The most recent British trade statistics, on the other hand, claimed an 18 per cent increase in exports to China in the first 11 months of last year, to reach £781m or $1.2bn). (Such a statistical discrepancy is not unusual with China.)

Direct investment tells a similar story. Figures from the Ministry of Foreign Trade and Economic Co-operation (Moftec) said that in the first six months, German actual (as opposed to pledged) direct investment was $85m; Italy invested $100m, France $42m , and Britain $28m.

Overall, the pattern of investment in China is changing, which could benefit British strengths in telecommunications, transportation, and food processing. Moftec said last week that it wanted to see an increase in technology-intensive and infrastructure


However, the climate for investment is also becoming more circumspect, with inflation stubbornly high, political uncertainties ever-present, and a number of high-profile cases of contracts not being honoured - as when McDonald's was recently told to movefrom its flagship Peking site. Total pledged foreign investment fell from more than $100bn in 1993 to $69bn last year, and the number of new projects fell from more than 80,000 to 47,000. Actual foreign investment rose from $26bn in 1993 to $33.8bn.

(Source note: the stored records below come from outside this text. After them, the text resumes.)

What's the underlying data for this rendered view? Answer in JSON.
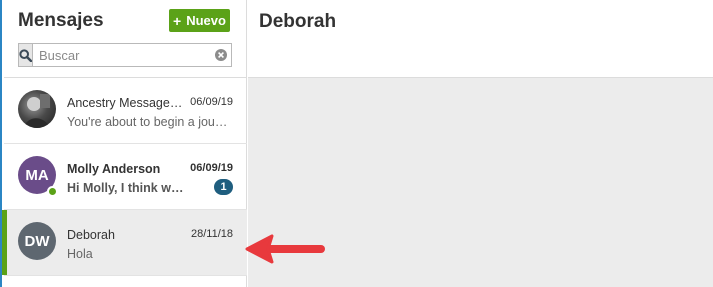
{
  "sidebar": {
    "title": "Mensajes",
    "new_button_label": "Nuevo",
    "search_placeholder": "Buscar",
    "conversations": [
      {
        "initials": "",
        "name": "Ancestry Messages T…",
        "date": "06/09/19",
        "preview": "You're about to begin a journ…",
        "unread": false,
        "badge": ""
      },
      {
        "initials": "MA",
        "name": "Molly Anderson",
        "date": "06/09/19",
        "preview": "Hi Molly, I think we…",
        "unread": true,
        "badge": "1"
      },
      {
        "initials": "DW",
        "name": "Deborah",
        "date": "28/11/18",
        "preview": "Hola",
        "unread": false,
        "badge": ""
      }
    ]
  },
  "main": {
    "title": "Deborah"
  },
  "colors": {
    "accent_green": "#5ba218",
    "badge_blue": "#1f5e7f",
    "annotation_red": "#e8393d"
  },
  "icons": [
    "plus-icon",
    "search-icon",
    "clear-icon",
    "online-status-icon",
    "annotation-arrow"
  ]
}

In areas where world demand is slack, such as power stations, China continues to drive a hard bargain, demanding easy financing terms for big contracts. The Framatome representative said that under the new deal, China was buying the world's "least expensive" nuclear reactors. Right up until the last minute, Chinese officials were pressing for an improvement in financial terms.

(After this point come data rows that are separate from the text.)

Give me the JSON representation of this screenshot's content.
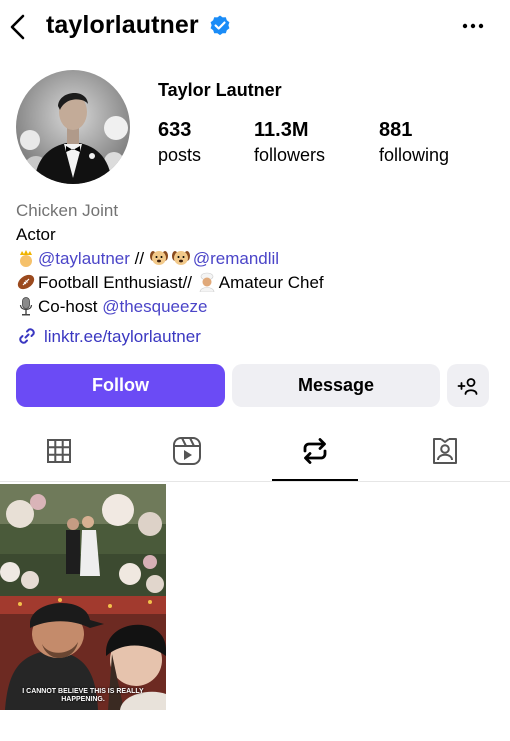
{
  "header": {
    "username": "taylorlautner",
    "verified": true
  },
  "profile": {
    "display_name": "Taylor Lautner",
    "stats": [
      {
        "value": "633",
        "label": "posts"
      },
      {
        "value": "11.3M",
        "label": "followers"
      },
      {
        "value": "881",
        "label": "following"
      }
    ],
    "category": "Chicken Joint",
    "bio": {
      "line1": "Actor",
      "line2_mention1": "@taylautner",
      "line2_sep": " // ",
      "line2_mention2": "@remandlil",
      "line3_text": "Football Enthusiast//",
      "line3_text2": "Amateur Chef",
      "line4_prefix": "Co-host ",
      "line4_mention": "@thesqueeze"
    },
    "link": "linktr.ee/taylorlautner"
  },
  "actions": {
    "follow_label": "Follow",
    "message_label": "Message"
  },
  "tabs": [
    {
      "name": "posts",
      "icon": "grid-icon",
      "active": false
    },
    {
      "name": "reels",
      "icon": "reels-icon",
      "active": false
    },
    {
      "name": "reposts",
      "icon": "repost-icon",
      "active": true
    },
    {
      "name": "tagged",
      "icon": "tagged-icon",
      "active": false
    }
  ],
  "posts": [
    {
      "caption": "I CANNOT BELIEVE THIS IS REALLY HAPPENING."
    }
  ],
  "colors": {
    "accent": "#6b4bf5",
    "link": "#3a37c1",
    "verified": "#1a8cf7",
    "button_gray": "#efeff3"
  }
}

And when competition is fierce, British companies can be hindered not only by political shadows but by the lengths other countries are going to to secure business in China. At virtually the same time as news of the Wuhan export credit came through, Japanwas signing a $1.4bn soft loan agreement for China, part of a package worth $8.1bn.

"It's a mutually beneficial practice for the Japanese government to provide loans to China," the Moftec minister, Wu Yi, said.